If you’re pulled over and arrested for a DWI in Texas, it can be a nerve-wracking experience. Knowing how to handle this situation can protect you from additional harm. We recommend taking the following precautions to protect your rights.
Don’t Admit Fault
Do not self-incriminate. If you are asked directly whether you’ve been drinking while driving, you can exercise your right to silence. Don’t furnish more information than required.
Don’t Discuss Your Case
Do not post on social media about the details of your case or discuss them with anyone not legally involved. Your words and actions can be used against you.
Right to Representation
You have the right to representation in your case. To find out what your legal options are, you might decide to hire a Texas DWI lawyer. If you choose to reach out to a DWI lawyer, consider our team at Blass Law. We are committed to working hard on your behalf for the best possible outcome.
Contact Blass Law After a DWI Charge

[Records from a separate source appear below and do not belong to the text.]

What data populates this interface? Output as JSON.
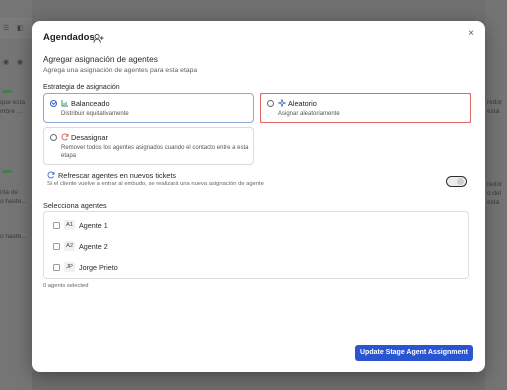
{
  "modal": {
    "title": "Agendados",
    "close_label": "×",
    "heading": "Agregar asignación de agentes",
    "subheading": "Agrega una asignación de agentes para esta etapa",
    "strategy_label": "Estrategia de asignación",
    "strategies": [
      {
        "title": "Balanceado",
        "description": "Distribuir equitativamente",
        "icon": "bar-chart-icon",
        "selected": true
      },
      {
        "title": "Aleatorio",
        "description": "Asignar aleatoriamente",
        "icon": "sparkle-icon",
        "selected": false
      },
      {
        "title": "Desasignar",
        "description": "Remover todos los agentes asignados cuando el contacto entre a esta etapa",
        "icon": "refresh-icon",
        "selected": false
      }
    ],
    "refresh": {
      "title": "Refrescar agentes en nuevos tickets",
      "description": "Si el cliente vuelve a entrar al embudo, se realizará una nueva asignación de agente",
      "enabled": false
    },
    "agents_label": "Selecciona agentes",
    "agents": [
      {
        "initials": "A1",
        "name": "Agente 1",
        "checked": false
      },
      {
        "initials": "A2",
        "name": "Agente 2",
        "checked": false
      },
      {
        "initials": "JP",
        "name": "Jorge Prieto",
        "checked": false
      }
    ],
    "selected_count": "0 agents selected",
    "submit_label": "Update Stage Agent Assignment"
  },
  "background": {
    "left_texts": [
      "que esta",
      "mbre ...",
      "nta de",
      "o haste...",
      "o haste..."
    ],
    "right_texts": [
      "redor",
      "esta",
      "redor",
      "o del",
      "esta"
    ]
  },
  "colors": {
    "accent": "#2955d1",
    "highlight": "#e06b6b",
    "selected_border": "#8fa8d8"
  }
}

When you’ve been charged with a DWI in Texas, you will want an attorney on your side who’s not afraid to challenge the system. Jay Cohen at Blass Law is that attorney. Contact our team today to schedule your confidential case evaluation.